Materials provided: Begin

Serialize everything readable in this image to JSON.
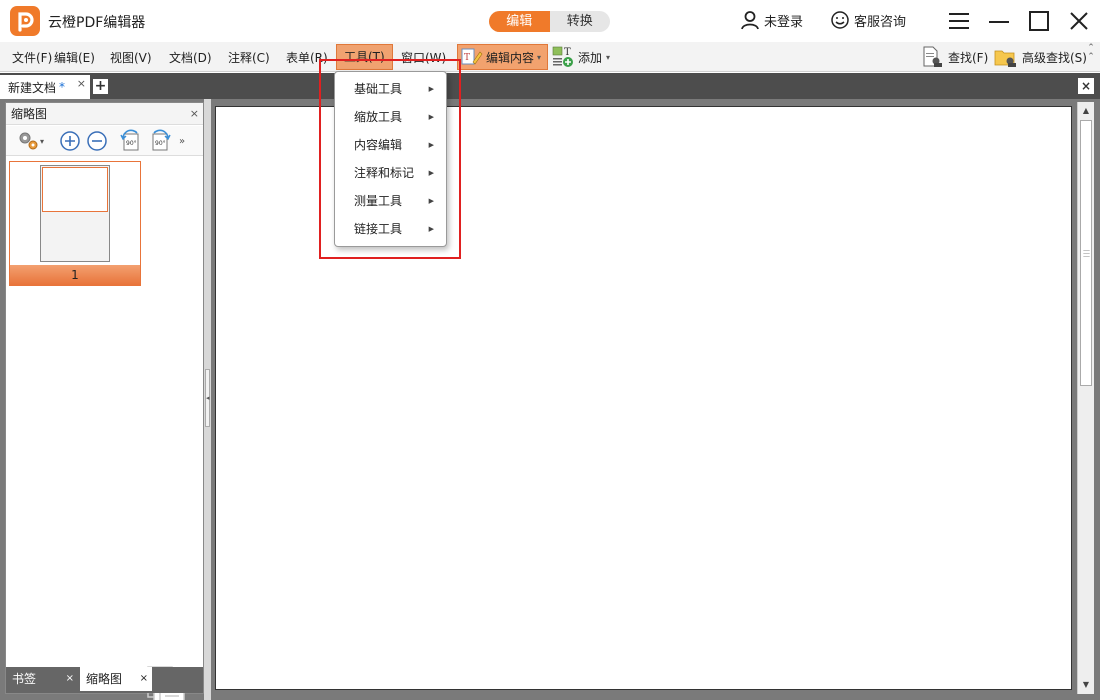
{
  "window": {
    "title": "云橙PDF编辑器",
    "mode_tabs": [
      {
        "label": "编辑",
        "active": true
      },
      {
        "label": "转换",
        "active": false
      }
    ],
    "login_label": "未登录",
    "support_label": "客服咨询"
  },
  "menubar": {
    "items": [
      {
        "label": "文件(F)"
      },
      {
        "label": "编辑(E)"
      },
      {
        "label": "视图(V)"
      },
      {
        "label": "文档(D)"
      },
      {
        "label": "注释(C)"
      },
      {
        "label": "表单(R)"
      },
      {
        "label": "工具(T)",
        "selected": true
      },
      {
        "label": "窗口(W)"
      }
    ],
    "edit_content_label": "编辑内容",
    "add_label": "添加",
    "find_label": "查找(F)",
    "advanced_find_label": "高级查找(S)"
  },
  "tabs": {
    "doc_tab_label": "新建文档",
    "modified_marker": "*",
    "close_glyph": "×",
    "new_tab_glyph": "+",
    "close_all_glyph": "×"
  },
  "sidepanel": {
    "title": "缩略图",
    "close_glyph": "×",
    "page_number": "1",
    "bottom_tabs": [
      {
        "label": "书签"
      },
      {
        "label": "缩略图"
      }
    ]
  },
  "tools_menu": {
    "items": [
      {
        "label": "基础工具"
      },
      {
        "label": "缩放工具"
      },
      {
        "label": "内容编辑"
      },
      {
        "label": "注释和标记"
      },
      {
        "label": "测量工具"
      },
      {
        "label": "链接工具"
      }
    ]
  },
  "colors": {
    "accent": "#f07a2a",
    "highlight_box": "#e02020",
    "workspace_bg": "#7a7a7a"
  }
}
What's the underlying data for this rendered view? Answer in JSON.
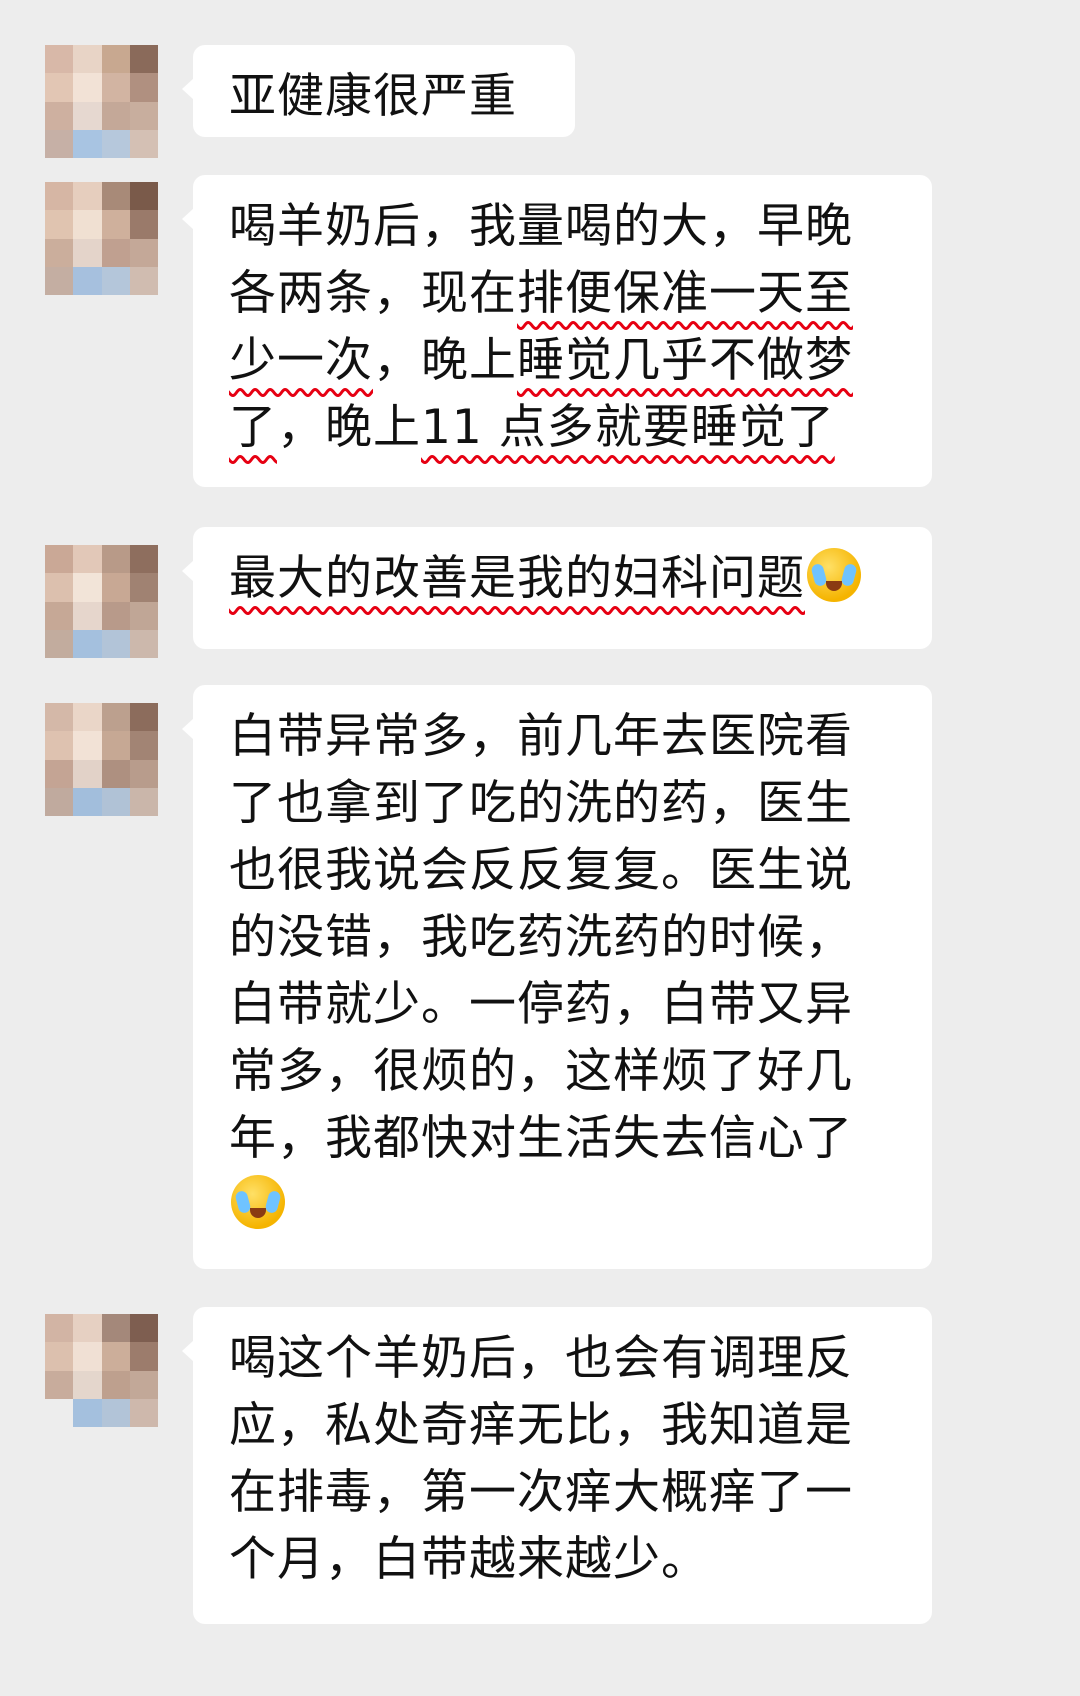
{
  "messages": [
    {
      "id": "m1",
      "segments": [
        {
          "text": "亚健康很严重",
          "wavy": false
        }
      ],
      "emoji": null
    },
    {
      "id": "m2",
      "segments": [
        {
          "text": "喝羊奶后，我量喝的大，早晚各两条，现在",
          "wavy": false
        },
        {
          "text": "排便保准一天至少一次",
          "wavy": true
        },
        {
          "text": "，晚上",
          "wavy": false
        },
        {
          "text": "睡觉几乎不做梦了",
          "wavy": true
        },
        {
          "text": "，晚上",
          "wavy": false
        },
        {
          "text": "11 点多就要睡觉了",
          "wavy": true
        }
      ],
      "emoji": null
    },
    {
      "id": "m3",
      "segments": [
        {
          "text": "最大的改善是我的妇科问题",
          "wavy": true
        }
      ],
      "emoji": "facepalm-crying-emoji"
    },
    {
      "id": "m4",
      "segments": [
        {
          "text": "白带异常多，前几年去医院看了也拿到了吃的洗的药，医生也很我说会反反复复。医生说的没错，我吃药洗药的时候，白带就少。一停药，白带又异常多，很烦的，这样烦了好几年，我都快对生活失去信心了",
          "wavy": false
        }
      ],
      "emoji": "facepalm-crying-emoji"
    },
    {
      "id": "m5",
      "segments": [
        {
          "text": "喝这个羊奶后，也会有调理反应，私处奇痒无比，我知道是在排毒，第一次痒大概痒了一个月，白带越来越少。",
          "wavy": false
        }
      ],
      "emoji": null
    }
  ],
  "colors": {
    "background": "#ededed",
    "bubble": "#ffffff",
    "text": "#111111",
    "underline": "#e60012"
  }
}
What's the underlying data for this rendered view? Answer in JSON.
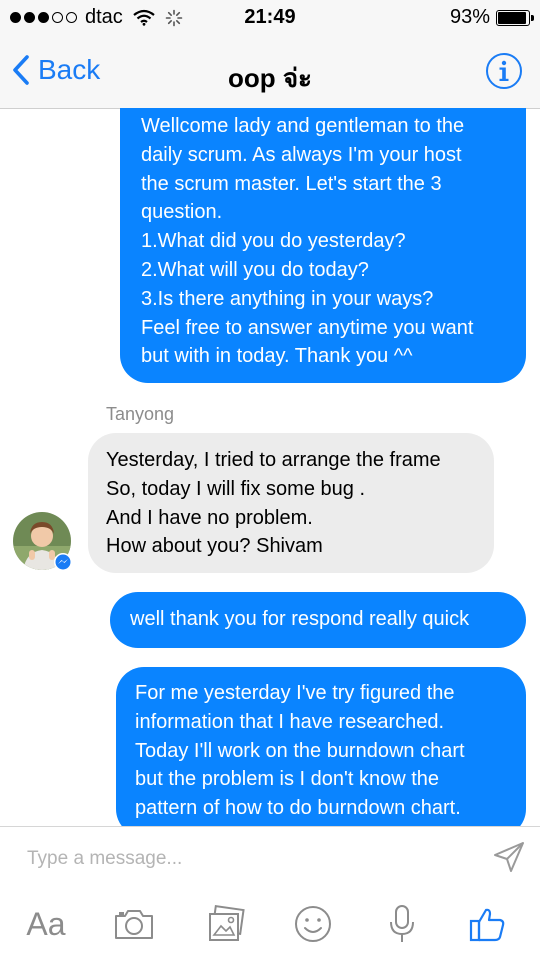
{
  "status_bar": {
    "signal_dots": [
      true,
      true,
      true,
      false,
      false
    ],
    "carrier": "dtac",
    "time": "21:49",
    "battery_text": "93%",
    "battery_level": 0.93
  },
  "nav": {
    "back_label": "Back",
    "title": "oop จ่ะ",
    "accent_color": "#1a7cf5"
  },
  "messages": [
    {
      "direction": "outgoing",
      "lines": [
        "Wellcome lady and gentleman to the",
        "daily scrum. As always I'm your host",
        "the scrum master. Let's start the 3",
        "question.",
        "1.What did you do yesterday?",
        "2.What will you do today?",
        "3.Is there anything in your ways?",
        "Feel free to answer anytime you want",
        "but with in today. Thank you ^^"
      ]
    },
    {
      "direction": "incoming",
      "sender": "Tanyong",
      "lines": [
        "Yesterday, I tried to arrange the frame",
        "So, today I will fix some bug .",
        "And I have no problem.",
        "How about you? Shivam"
      ]
    },
    {
      "direction": "outgoing",
      "lines": [
        "well thank you for respond really quick"
      ]
    },
    {
      "direction": "outgoing",
      "lines": [
        "For me yesterday I've try figured the",
        "information that I have researched.",
        "Today I'll work on the burndown chart",
        "but the problem is I don't know the",
        "pattern of how to do burndown chart."
      ]
    }
  ],
  "colors": {
    "outgoing_bubble": "#0a84ff",
    "incoming_bubble": "#ececec",
    "toolbar_icons": "#8c8c8c"
  },
  "composer": {
    "placeholder": "Type a message...",
    "send_icon": "send-icon",
    "tools": [
      "Aa",
      "camera-icon",
      "photo-icon",
      "emoji-icon",
      "microphone-icon",
      "like-icon"
    ]
  }
}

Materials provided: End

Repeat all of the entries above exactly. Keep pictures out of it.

Serialize everything readable in this image to JSON.
{
  "window": {
    "title": "云橙PDF编辑器",
    "mode_tabs": [
      {
        "label": "编辑",
        "active": true
      },
      {
        "label": "转换",
        "active": false
      }
    ],
    "login_label": "未登录",
    "support_label": "客服咨询"
  },
  "menubar": {
    "items": [
      {
        "label": "文件(F)"
      },
      {
        "label": "编辑(E)"
      },
      {
        "label": "视图(V)"
      },
      {
        "label": "文档(D)"
      },
      {
        "label": "注释(C)"
      },
      {
        "label": "表单(R)"
      },
      {
        "label": "工具(T)",
        "selected": true
      },
      {
        "label": "窗口(W)"
      }
    ],
    "edit_content_label": "编辑内容",
    "add_label": "添加",
    "find_label": "查找(F)",
    "advanced_find_label": "高级查找(S)"
  },
  "tabs": {
    "doc_tab_label": "新建文档",
    "modified_marker": "*",
    "close_glyph": "×",
    "new_tab_glyph": "+",
    "close_all_glyph": "×"
  },
  "sidepanel": {
    "title": "缩略图",
    "close_glyph": "×",
    "page_number": "1",
    "bottom_tabs": [
      {
        "label": "书签"
      },
      {
        "label": "缩略图"
      }
    ]
  },
  "tools_menu": {
    "items": [
      {
        "label": "基础工具"
      },
      {
        "label": "缩放工具"
      },
      {
        "label": "内容编辑"
      },
      {
        "label": "注释和标记"
      },
      {
        "label": "测量工具"
      },
      {
        "label": "链接工具"
      }
    ]
  },
  "colors": {
    "accent": "#f07a2a",
    "highlight_box": "#e02020",
    "workspace_bg": "#7a7a7a"
  }
}
What's the underlying data for this rendered view? Answer in JSON.
{
  "messages": [
    {
      "id": "m1",
      "segments": [
        {
          "text": "亚健康很严重",
          "wavy": false
        }
      ],
      "emoji": null
    },
    {
      "id": "m2",
      "segments": [
        {
          "text": "喝羊奶后，我量喝的大，早晚各两条，现在",
          "wavy": false
        },
        {
          "text": "排便保准一天至少一次",
          "wavy": true
        },
        {
          "text": "，晚上",
          "wavy": false
        },
        {
          "text": "睡觉几乎不做梦了",
          "wavy": true
        },
        {
          "text": "，晚上",
          "wavy": false
        },
        {
          "text": "11 点多就要睡觉了",
          "wavy": true
        }
      ],
      "emoji": null
    },
    {
      "id": "m3",
      "segments": [
        {
          "text": "最大的改善是我的妇科问题",
          "wavy": true
        }
      ],
      "emoji": "facepalm-crying-emoji"
    },
    {
      "id": "m4",
      "segments": [
        {
          "text": "白带异常多，前几年去医院看了也拿到了吃的洗的药，医生也很我说会反反复复。医生说的没错，我吃药洗药的时候，白带就少。一停药，白带又异常多，很烦的，这样烦了好几年，我都快对生活失去信心了",
          "wavy": false
        }
      ],
      "emoji": "facepalm-crying-emoji"
    },
    {
      "id": "m5",
      "segments": [
        {
          "text": "喝这个羊奶后，也会有调理反应，私处奇痒无比，我知道是在排毒，第一次痒大概痒了一个月，白带越来越少。",
          "wavy": false
        }
      ],
      "emoji": null
    }
  ],
  "colors": {
    "background": "#ededed",
    "bubble": "#ffffff",
    "text": "#111111",
    "underline": "#e60012"
  }
}
What's the underlying data for this rendered view? Answer in JSON.
{
  "status_bar": {
    "signal_dots": [
      true,
      true,
      true,
      false,
      false
    ],
    "carrier": "dtac",
    "time": "21:49",
    "battery_text": "93%",
    "battery_level": 0.93
  },
  "nav": {
    "back_label": "Back",
    "title": "oop จ่ะ",
    "accent_color": "#1a7cf5"
  },
  "messages": [
    {
      "direction": "outgoing",
      "lines": [
        "Wellcome lady and gentleman to the",
        "daily scrum. As always I'm your host",
        "the scrum master. Let's start the 3",
        "question.",
        "1.What did you do yesterday?",
        "2.What will you do today?",
        "3.Is there anything in your ways?",
        "Feel free to answer anytime you want",
        "but with in today. Thank you ^^"
      ]
    },
    {
      "direction": "incoming",
      "sender": "Tanyong",
      "lines": [
        "Yesterday, I tried to arrange the frame",
        "So, today I will fix some bug .",
        "And I have no problem.",
        "How about you? Shivam"
      ]
    },
    {
      "direction": "outgoing",
      "lines": [
        "well thank you for respond really quick"
      ]
    },
    {
      "direction": "outgoing",
      "lines": [
        "For me yesterday I've try figured the",
        "information that I have researched.",
        "Today I'll work on the burndown chart",
        "but the problem is I don't know the",
        "pattern of how to do burndown chart."
      ]
    }
  ],
  "colors": {
    "outgoing_bubble": "#0a84ff",
    "incoming_bubble": "#ececec",
    "toolbar_icons": "#8c8c8c"
  },
  "composer": {
    "placeholder": "Type a message...",
    "send_icon": "send-icon",
    "tools": [
      "Aa",
      "camera-icon",
      "photo-icon",
      "emoji-icon",
      "microphone-icon",
      "like-icon"
    ]
  }
}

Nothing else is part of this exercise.